Another unanswered refrain: the torrent of ignored phone calls and text messages Eliot keeps receiving from his ex-girlfriend Lucy, who can only have bad news if her contact is this insistent.
Noughties is a thorough retrospective, a definitive anthology of Eliot’s time at Oxford, and the way the timeline jumps from past to present to past, sometimes within paragraphs, keeps the story feeling like a genuine investigation of Eliot’s sense of self, now at the end of the familiar and the beginning of something new. Since that frame works so well for the purposes of the story, there are other swaths of text that I found myself merely skimming. For example, there is a batch of commentary on the way we spend so much time and technology “performing” for our friends in the 21st century, and this commentary is rendered entirely in text-speak:
“I number-eight this song,” snarls Jack, without looking up from his phone.
“Lower-case-y?” I ask.
“It’s number-two repetitive.”
“What lower-case r lower-case u talking about?” interjects Abi.
Then there’s the part where Eliot’s frustration with his poor decisions is rendered as a two-page cover letter for a future job application:
I have significant and diverse experience in fucking things up. During my time at Oxford University, where I have recently completed a BA in Fucking Things Up, I have been able to fuck things up to a very high standard through my unwavering hard work and dedication, while still managing to consistently fuck up academically.
Since Eliot’s narration is already so punchily idiosyncratic on its own (he is a 21-year-old in 2012, after all), passages like these are mildly entertaining, but kind of annoying in their uselessness to the story.
Then, on the contrary, there are passages that are so deft because they are never touched on again, much like the emotions in any seven-adolescent landscape would be. Their friend Abi discreetly regretting her time as the campus skank, Jack’s momentary faraway broodings, Sanjay’s desperate and secret love for Megan, and most ominous of all, Ella’s sudden, unexplained avoidance of Professor Dylan Fletcher. These peeks into the other characters, like the jumpy timeframe, are spot-on enactments of how we really can’t know everything about anyone but ourselves – just one more contributing factor to young adulthood’s struggle with me-centrism.
And if we’re mad as hell at Eliot, if we think he’s acting like a total tool – which I spend most of the book thinking – it’s made worse by the fact that he sees it himself, too, and doesn’t know how to put the kibosh on his own stupidity. If we’re frustrated with him (and we are), it’s precisely because we have been on the delivering or receiving end of the same behaviors and actions. Not knowing any better, or having no frame of reference, Eliot treats his first girlfriend and “true love,” Lucy, like crap under his shoe. Not knowing any better, Lucy allows it. There are silences where there should be conversations, and a hell of a lot of the reverse, too.
Then there are moments that make you cringe, and I mean literally, as you hold the book, and they’re the decisions real people have no doubt made: desperate midnight gambits to win back who they think they deserve, drunken soliloquies about the meaning of love, wallowing self-pity on display at the pub, etc.
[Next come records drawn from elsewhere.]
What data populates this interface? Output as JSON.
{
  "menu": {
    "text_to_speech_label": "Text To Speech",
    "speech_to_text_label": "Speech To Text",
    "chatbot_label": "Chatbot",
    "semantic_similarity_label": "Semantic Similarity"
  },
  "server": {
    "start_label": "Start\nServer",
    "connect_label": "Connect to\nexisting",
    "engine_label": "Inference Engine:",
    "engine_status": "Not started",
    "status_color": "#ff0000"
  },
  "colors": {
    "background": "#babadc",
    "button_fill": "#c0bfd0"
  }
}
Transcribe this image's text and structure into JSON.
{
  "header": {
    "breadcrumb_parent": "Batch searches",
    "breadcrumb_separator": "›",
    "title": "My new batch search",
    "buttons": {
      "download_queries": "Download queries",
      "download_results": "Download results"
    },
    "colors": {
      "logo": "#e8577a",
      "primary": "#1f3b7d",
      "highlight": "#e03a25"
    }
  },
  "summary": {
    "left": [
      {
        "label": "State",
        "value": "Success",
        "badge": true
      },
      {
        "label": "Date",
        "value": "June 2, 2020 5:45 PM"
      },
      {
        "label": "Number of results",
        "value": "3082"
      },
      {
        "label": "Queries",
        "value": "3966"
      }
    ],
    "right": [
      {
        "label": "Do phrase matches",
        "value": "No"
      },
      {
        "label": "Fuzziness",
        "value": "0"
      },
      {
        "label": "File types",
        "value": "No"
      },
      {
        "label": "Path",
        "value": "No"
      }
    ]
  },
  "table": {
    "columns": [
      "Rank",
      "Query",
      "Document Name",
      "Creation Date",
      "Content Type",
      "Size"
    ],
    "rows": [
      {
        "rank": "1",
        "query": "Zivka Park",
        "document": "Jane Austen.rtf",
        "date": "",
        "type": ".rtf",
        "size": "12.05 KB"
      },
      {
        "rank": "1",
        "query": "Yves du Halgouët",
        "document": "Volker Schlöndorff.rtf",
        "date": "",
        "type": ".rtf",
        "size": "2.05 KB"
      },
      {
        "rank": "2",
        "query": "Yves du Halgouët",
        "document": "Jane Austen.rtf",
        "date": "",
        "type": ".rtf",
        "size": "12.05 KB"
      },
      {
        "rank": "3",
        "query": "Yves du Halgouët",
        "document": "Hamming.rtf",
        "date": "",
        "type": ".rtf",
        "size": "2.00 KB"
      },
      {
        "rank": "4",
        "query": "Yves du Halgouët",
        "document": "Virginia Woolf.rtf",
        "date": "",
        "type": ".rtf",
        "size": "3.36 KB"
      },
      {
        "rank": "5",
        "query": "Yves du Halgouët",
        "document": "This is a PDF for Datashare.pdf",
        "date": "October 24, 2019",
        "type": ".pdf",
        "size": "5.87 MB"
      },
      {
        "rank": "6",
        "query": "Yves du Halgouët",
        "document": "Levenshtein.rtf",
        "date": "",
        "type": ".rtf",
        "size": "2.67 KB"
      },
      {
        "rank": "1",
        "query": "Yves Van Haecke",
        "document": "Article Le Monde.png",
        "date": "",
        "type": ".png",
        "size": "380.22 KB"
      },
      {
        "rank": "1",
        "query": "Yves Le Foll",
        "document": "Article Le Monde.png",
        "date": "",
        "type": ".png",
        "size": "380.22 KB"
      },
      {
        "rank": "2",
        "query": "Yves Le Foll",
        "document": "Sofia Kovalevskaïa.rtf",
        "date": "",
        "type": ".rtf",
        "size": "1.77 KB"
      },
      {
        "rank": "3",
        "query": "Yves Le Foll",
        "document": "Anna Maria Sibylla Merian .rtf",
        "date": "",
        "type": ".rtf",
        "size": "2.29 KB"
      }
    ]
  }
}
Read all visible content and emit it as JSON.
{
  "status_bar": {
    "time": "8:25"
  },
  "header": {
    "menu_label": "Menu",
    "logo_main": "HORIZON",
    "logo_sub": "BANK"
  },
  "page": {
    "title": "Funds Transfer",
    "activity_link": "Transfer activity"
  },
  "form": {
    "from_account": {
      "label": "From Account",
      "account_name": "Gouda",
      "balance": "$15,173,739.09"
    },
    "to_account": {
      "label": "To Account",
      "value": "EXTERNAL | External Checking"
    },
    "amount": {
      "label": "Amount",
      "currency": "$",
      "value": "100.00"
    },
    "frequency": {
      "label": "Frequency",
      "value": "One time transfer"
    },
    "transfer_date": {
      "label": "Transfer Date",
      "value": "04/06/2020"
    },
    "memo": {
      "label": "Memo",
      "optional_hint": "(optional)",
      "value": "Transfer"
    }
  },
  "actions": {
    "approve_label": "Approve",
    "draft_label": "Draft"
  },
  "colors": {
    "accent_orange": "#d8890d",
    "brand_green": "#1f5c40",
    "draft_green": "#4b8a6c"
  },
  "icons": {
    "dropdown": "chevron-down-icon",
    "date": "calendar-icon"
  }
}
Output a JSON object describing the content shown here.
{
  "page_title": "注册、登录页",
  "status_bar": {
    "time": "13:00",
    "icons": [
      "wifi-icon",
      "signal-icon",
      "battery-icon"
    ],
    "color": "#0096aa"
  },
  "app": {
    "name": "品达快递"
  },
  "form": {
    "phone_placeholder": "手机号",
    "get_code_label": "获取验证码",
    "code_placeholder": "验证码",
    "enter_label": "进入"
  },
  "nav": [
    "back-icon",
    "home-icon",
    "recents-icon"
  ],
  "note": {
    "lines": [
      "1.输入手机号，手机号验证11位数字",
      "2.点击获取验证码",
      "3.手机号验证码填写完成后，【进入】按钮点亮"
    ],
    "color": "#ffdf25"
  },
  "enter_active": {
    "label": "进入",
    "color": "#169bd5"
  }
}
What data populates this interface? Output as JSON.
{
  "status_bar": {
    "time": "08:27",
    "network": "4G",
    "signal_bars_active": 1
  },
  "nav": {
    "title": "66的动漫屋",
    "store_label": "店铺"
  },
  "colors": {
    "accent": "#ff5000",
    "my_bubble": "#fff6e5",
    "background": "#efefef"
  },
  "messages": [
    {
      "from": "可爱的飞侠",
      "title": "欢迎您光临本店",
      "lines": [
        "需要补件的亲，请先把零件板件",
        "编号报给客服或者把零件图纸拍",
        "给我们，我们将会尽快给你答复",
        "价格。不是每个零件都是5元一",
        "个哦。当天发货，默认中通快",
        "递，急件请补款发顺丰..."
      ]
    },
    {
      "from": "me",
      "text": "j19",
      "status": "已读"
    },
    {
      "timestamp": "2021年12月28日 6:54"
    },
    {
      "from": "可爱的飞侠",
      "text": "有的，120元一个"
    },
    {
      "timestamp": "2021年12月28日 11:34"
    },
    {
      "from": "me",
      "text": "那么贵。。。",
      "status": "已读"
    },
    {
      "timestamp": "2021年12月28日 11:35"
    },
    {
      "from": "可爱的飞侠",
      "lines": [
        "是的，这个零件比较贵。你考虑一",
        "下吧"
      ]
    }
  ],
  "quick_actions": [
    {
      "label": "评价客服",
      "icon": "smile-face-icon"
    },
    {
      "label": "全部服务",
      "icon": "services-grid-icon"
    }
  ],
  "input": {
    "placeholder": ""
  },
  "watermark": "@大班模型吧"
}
It’s all stuff I hope Masters hasn’t been on the head or tail end of, but of course he must have been. We all have been.
Hence the desperation to just “have a good night, yeah?” Everyone trying to prove they can be better than they’ve been, and none more so than Eliot Lamb. Whether or not they are any better is the investigation throughout Noughties, and so authentically rendered, it’s enough to make you hope so, for all our sakes.